■ **WORK REQUIRED**:
Begin with the line holding "Output a JSON" and end with the last line of the records below. Set down exactly those lines and leave out every picture.

Data about app and page elements
Content starts
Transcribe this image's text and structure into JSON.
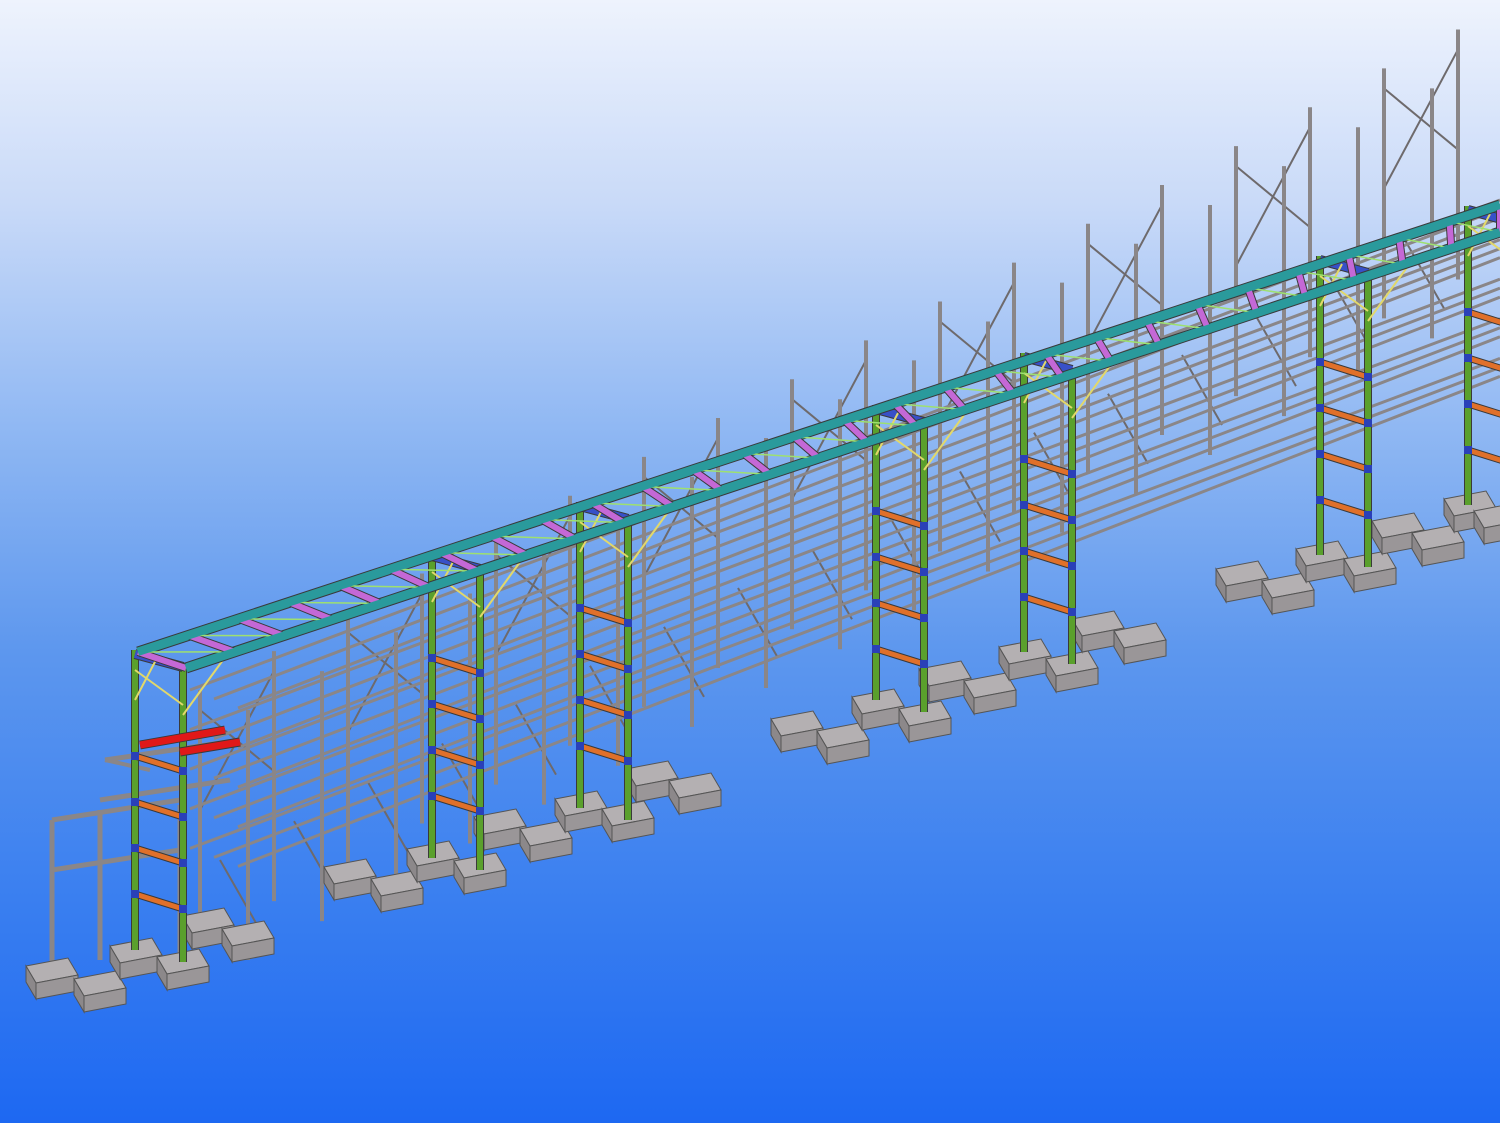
{
  "viewport": {
    "background_top": "#eef3fd",
    "background_bottom": "#1d68f2"
  },
  "model": {
    "description_colors": {
      "steel_grey": "#8a8688",
      "steel_grey_dark": "#6e6a6c",
      "concrete_footing": "#9a9698",
      "column_green": "#5aa02c",
      "truss_chord_teal": "#2a9a9c",
      "purlin_magenta": "#c468d6",
      "beam_blue": "#3850c8",
      "beam_orange": "#e0702a",
      "beam_red": "#e01818",
      "bracing_yellow": "#e2d86a",
      "connection_blue": "#2a40b8",
      "bracing_green": "#9ee070"
    }
  }
}
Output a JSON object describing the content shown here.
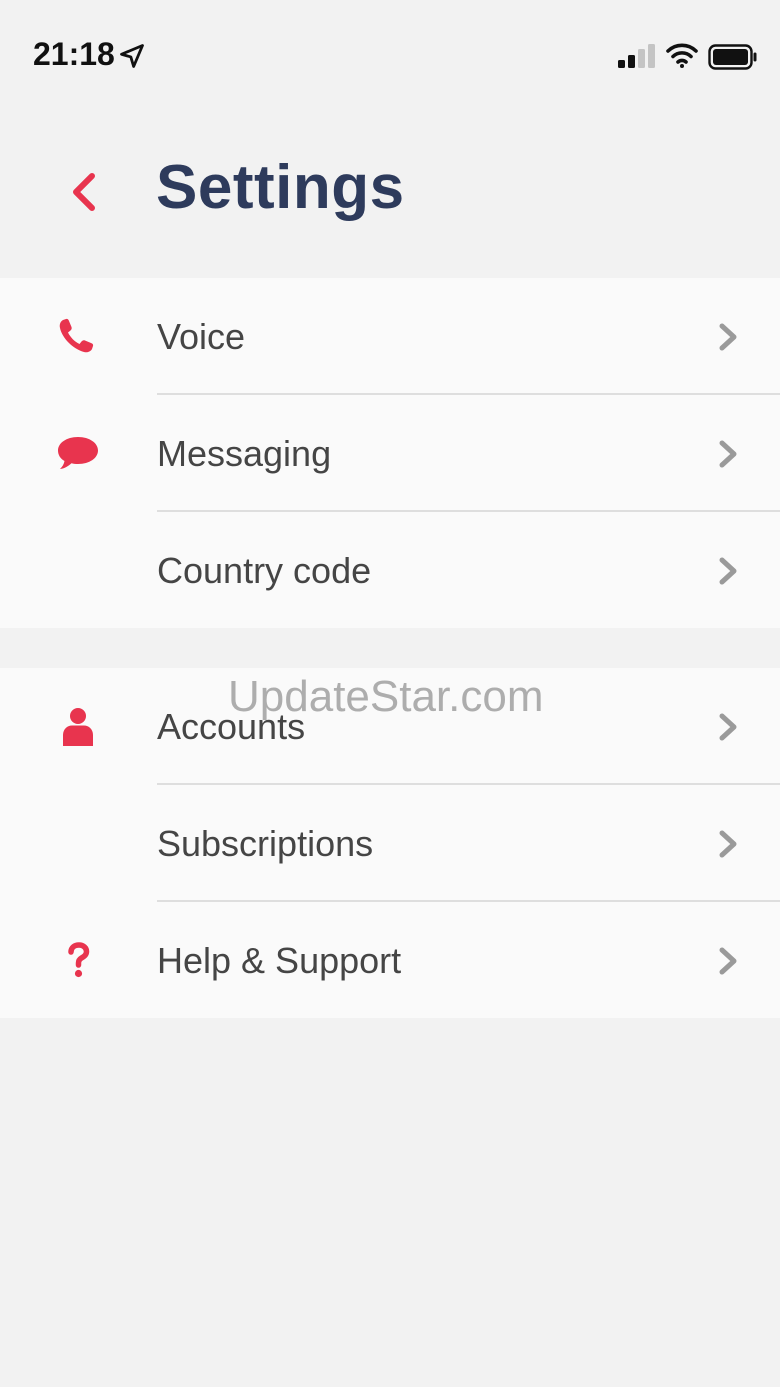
{
  "status_bar": {
    "time": "21:18",
    "icons": [
      "location-arrow-icon",
      "signal-icon",
      "wifi-icon",
      "battery-icon"
    ]
  },
  "header": {
    "title": "Settings",
    "back_icon": "chevron-left-icon"
  },
  "sections": [
    {
      "items": [
        {
          "label": "Voice",
          "icon": "phone-icon"
        },
        {
          "label": "Messaging",
          "icon": "chat-bubble-icon"
        },
        {
          "label": "Country code",
          "icon": ""
        }
      ]
    },
    {
      "items": [
        {
          "label": "Accounts",
          "icon": "person-icon"
        },
        {
          "label": "Subscriptions",
          "icon": ""
        },
        {
          "label": "Help & Support",
          "icon": "question-icon"
        }
      ]
    }
  ],
  "watermark": "UpdateStar.com",
  "colors": {
    "accent": "#e8344e",
    "title": "#2e3b5c",
    "chevron": "#9a9a9a",
    "background": "#f2f2f2",
    "row_background": "#fafafa"
  }
}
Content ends
■ **ANSWER BOX**:
Output a JSON object describing the content shown here.
{
  "status_bar": {
    "time": "21:18",
    "icons": [
      "location-arrow-icon",
      "signal-icon",
      "wifi-icon",
      "battery-icon"
    ]
  },
  "header": {
    "title": "Settings",
    "back_icon": "chevron-left-icon"
  },
  "sections": [
    {
      "items": [
        {
          "label": "Voice",
          "icon": "phone-icon"
        },
        {
          "label": "Messaging",
          "icon": "chat-bubble-icon"
        },
        {
          "label": "Country code",
          "icon": ""
        }
      ]
    },
    {
      "items": [
        {
          "label": "Accounts",
          "icon": "person-icon"
        },
        {
          "label": "Subscriptions",
          "icon": ""
        },
        {
          "label": "Help & Support",
          "icon": "question-icon"
        }
      ]
    }
  ],
  "watermark": "UpdateStar.com",
  "colors": {
    "accent": "#e8344e",
    "title": "#2e3b5c",
    "chevron": "#9a9a9a",
    "background": "#f2f2f2",
    "row_background": "#fafafa"
  }
}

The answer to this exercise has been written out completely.